To ask the Secretary of State for Foreign, Commonwealth and Development Affairs, what assessment he has made of the implications for which (a) Nigerian Government officials and (b) civil society groups the UK Government will work with as a result of the declaration of July 2018 by the Nigerian House of Representatives that the killing of Christian farmers in Nigeria amounts to genocide.
14 September 2020
We are aware of the statement made by the Nigerian House of Representatives in July 2018 on killings in Plateau State.
The UK Government condemns all incidents of intercommunal violence in Nigeria. We have made clear to the Nigerian authorities at the highest levels the importance of protecting civilians, including ethnic and religious minorities, and human rights for all.

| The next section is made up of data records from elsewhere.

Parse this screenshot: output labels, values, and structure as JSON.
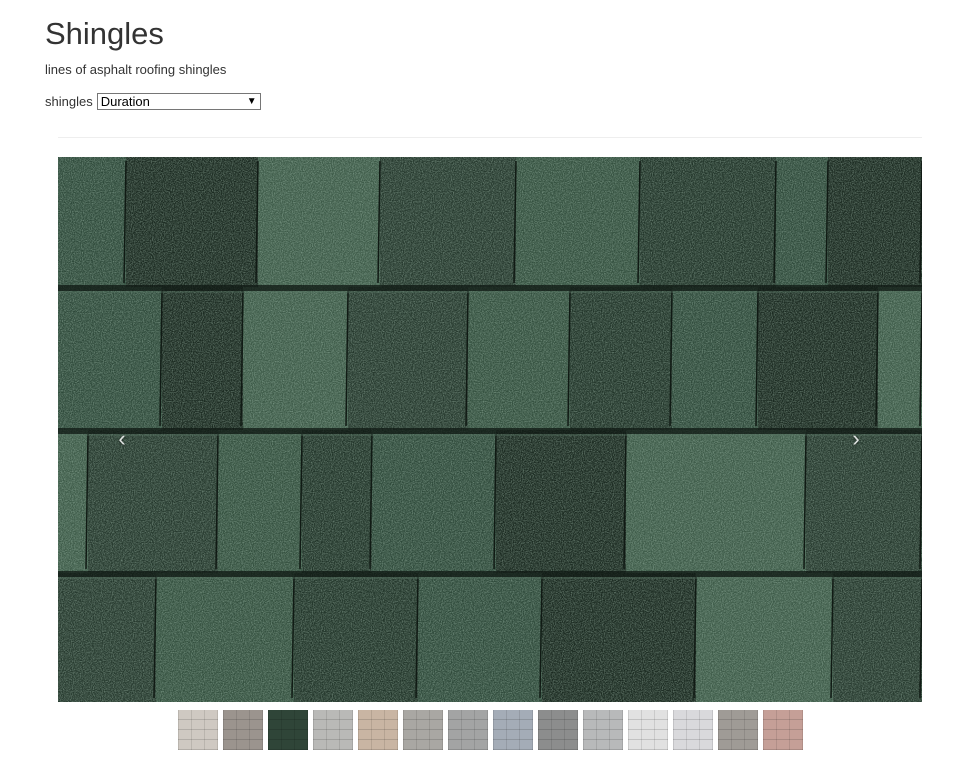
{
  "page": {
    "title": "Shingles",
    "subtitle": "lines of asphalt roofing shingles"
  },
  "picker": {
    "label": "shingles",
    "selected": "Duration"
  },
  "carousel": {
    "image_icon": "asphalt-shingle-swatch",
    "prev_icon": "chevron-left-icon",
    "next_icon": "chevron-right-icon",
    "prev_glyph": "‹",
    "next_glyph": "›"
  },
  "colors": {
    "swatch_main": "#2f4a3b",
    "swatch_dark": "#1b2a21",
    "swatch_light": "#3d5a48"
  },
  "thumbnails": [
    {
      "color": "#cfc9c2"
    },
    {
      "color": "#9b948e"
    },
    {
      "color": "#2f4538",
      "active": true
    },
    {
      "color": "#b9b9b7"
    },
    {
      "color": "#c9b5a3"
    },
    {
      "color": "#a9a7a3"
    },
    {
      "color": "#a3a4a4"
    },
    {
      "color": "#a4acb7"
    },
    {
      "color": "#8c8d8d"
    },
    {
      "color": "#b8b9ba"
    },
    {
      "color": "#e1e1e1"
    },
    {
      "color": "#d9d9dc"
    },
    {
      "color": "#9f9b96"
    },
    {
      "color": "#c59f97"
    }
  ]
}
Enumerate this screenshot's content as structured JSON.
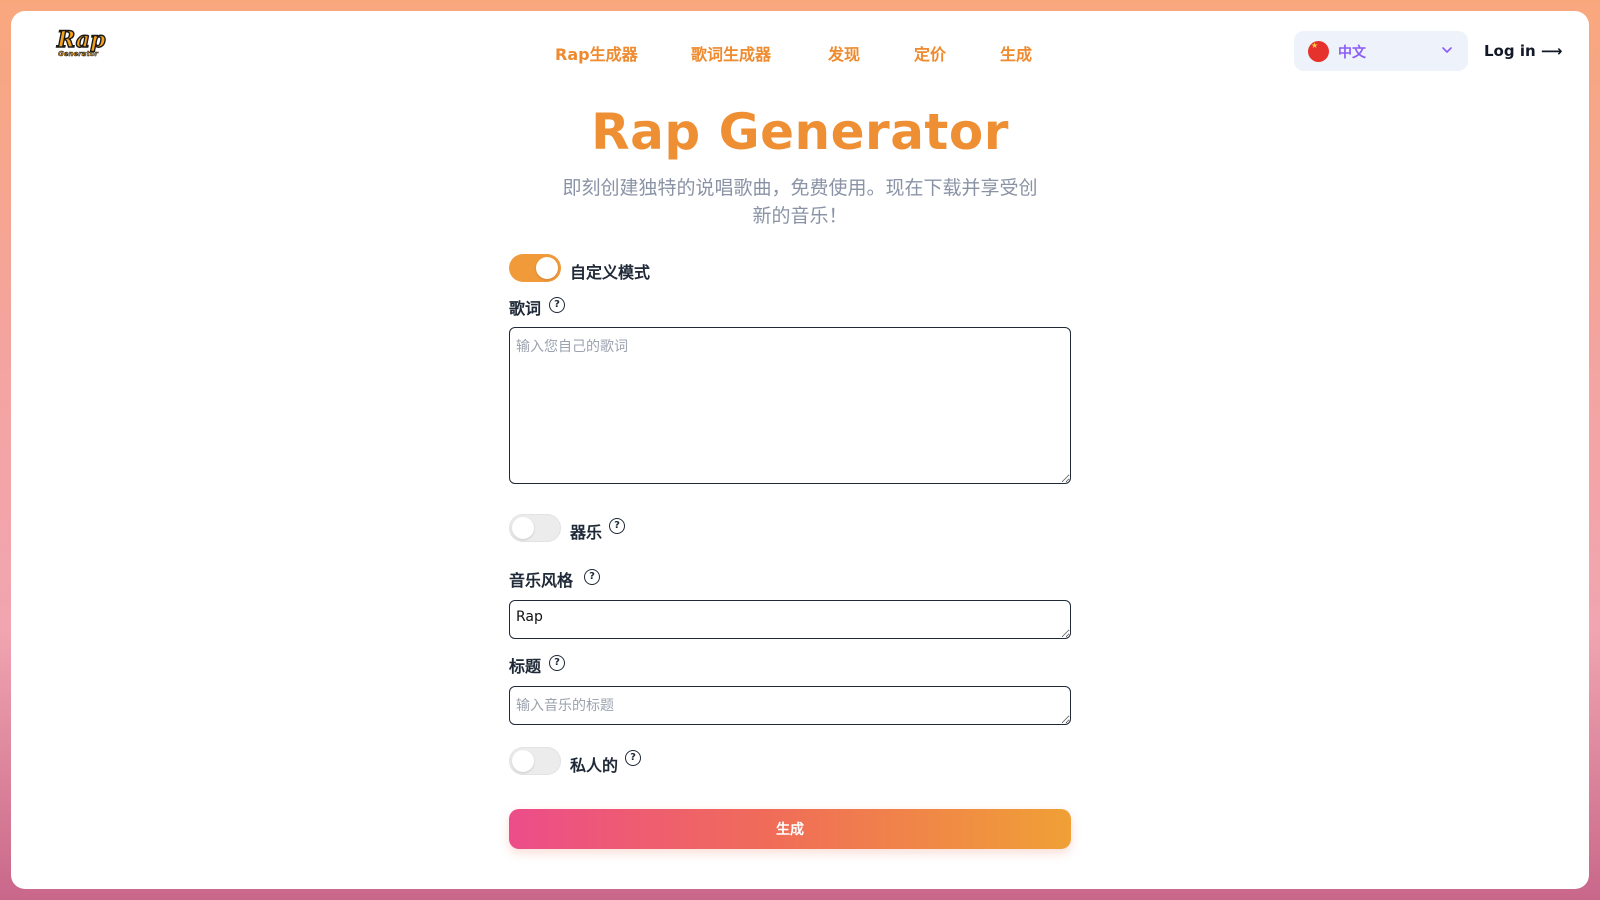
{
  "logo": {
    "text": "Rap",
    "subtext": "Generator"
  },
  "nav": {
    "items": [
      {
        "label": "Rap生成器"
      },
      {
        "label": "歌词生成器"
      },
      {
        "label": "发现"
      },
      {
        "label": "定价"
      },
      {
        "label": "生成"
      }
    ]
  },
  "language": {
    "label": "中文",
    "icon": "china-flag-icon"
  },
  "login": {
    "label": "Log in ⟶"
  },
  "hero": {
    "title": "Rap Generator",
    "subtitle": "即刻创建独特的说唱歌曲，免费使用。现在下载并享受创新的音乐！"
  },
  "form": {
    "custom_mode": {
      "label": "自定义模式",
      "enabled": true
    },
    "lyrics": {
      "label": "歌词",
      "placeholder": "输入您自己的歌词",
      "value": ""
    },
    "instrumental": {
      "label": "器乐",
      "enabled": false
    },
    "style": {
      "label": "音乐风格",
      "value": "Rap"
    },
    "title": {
      "label": "标题",
      "placeholder": "输入音乐的标题",
      "value": ""
    },
    "private": {
      "label": "私人的",
      "enabled": false
    },
    "help_icon": "?",
    "submit_label": "生成"
  },
  "colors": {
    "accent": "#ef8f34",
    "toggle_on": "#f19a3a",
    "button_start": "#ec4d8a",
    "button_end": "#f0a036"
  }
}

The UK Government's assessment remains that religion is not the principal driver of most incidents of intercommunal violence in Nigeria. The underlying drivers of conflict are complex, and include competition over land, water and resources, as well as rapid population growth. We hosted a joint conference on 'Fostering Social Cohesion in Nigeria' in February. Attendees included representatives from civil society, faith and political leaders, representatives from the Nigerian Government and UK parliamentarians. The discussion focused on the complex causes of conflict and explored solutions: a full report from the conference has been published: https://www.wiltonpark.org.uk/event/wp1752/

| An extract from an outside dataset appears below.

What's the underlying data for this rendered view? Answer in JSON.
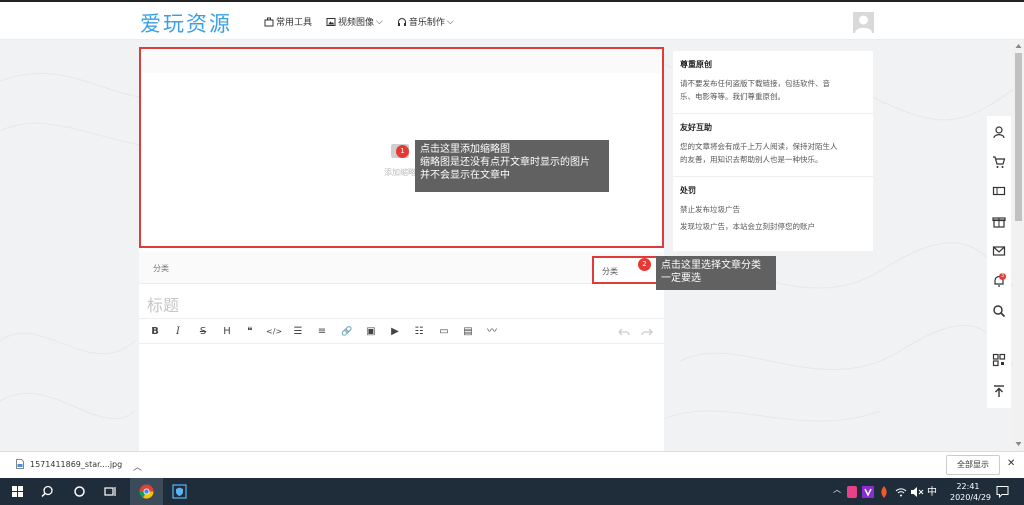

It is UK Government policy not to unilaterally determine whether genocide has occurred, in line with the Genocide Convention. This is a matter for competent courts and tribunals, including the International Criminal Court, after consideration of all the evidence, rather than governments or non-judicial bodies.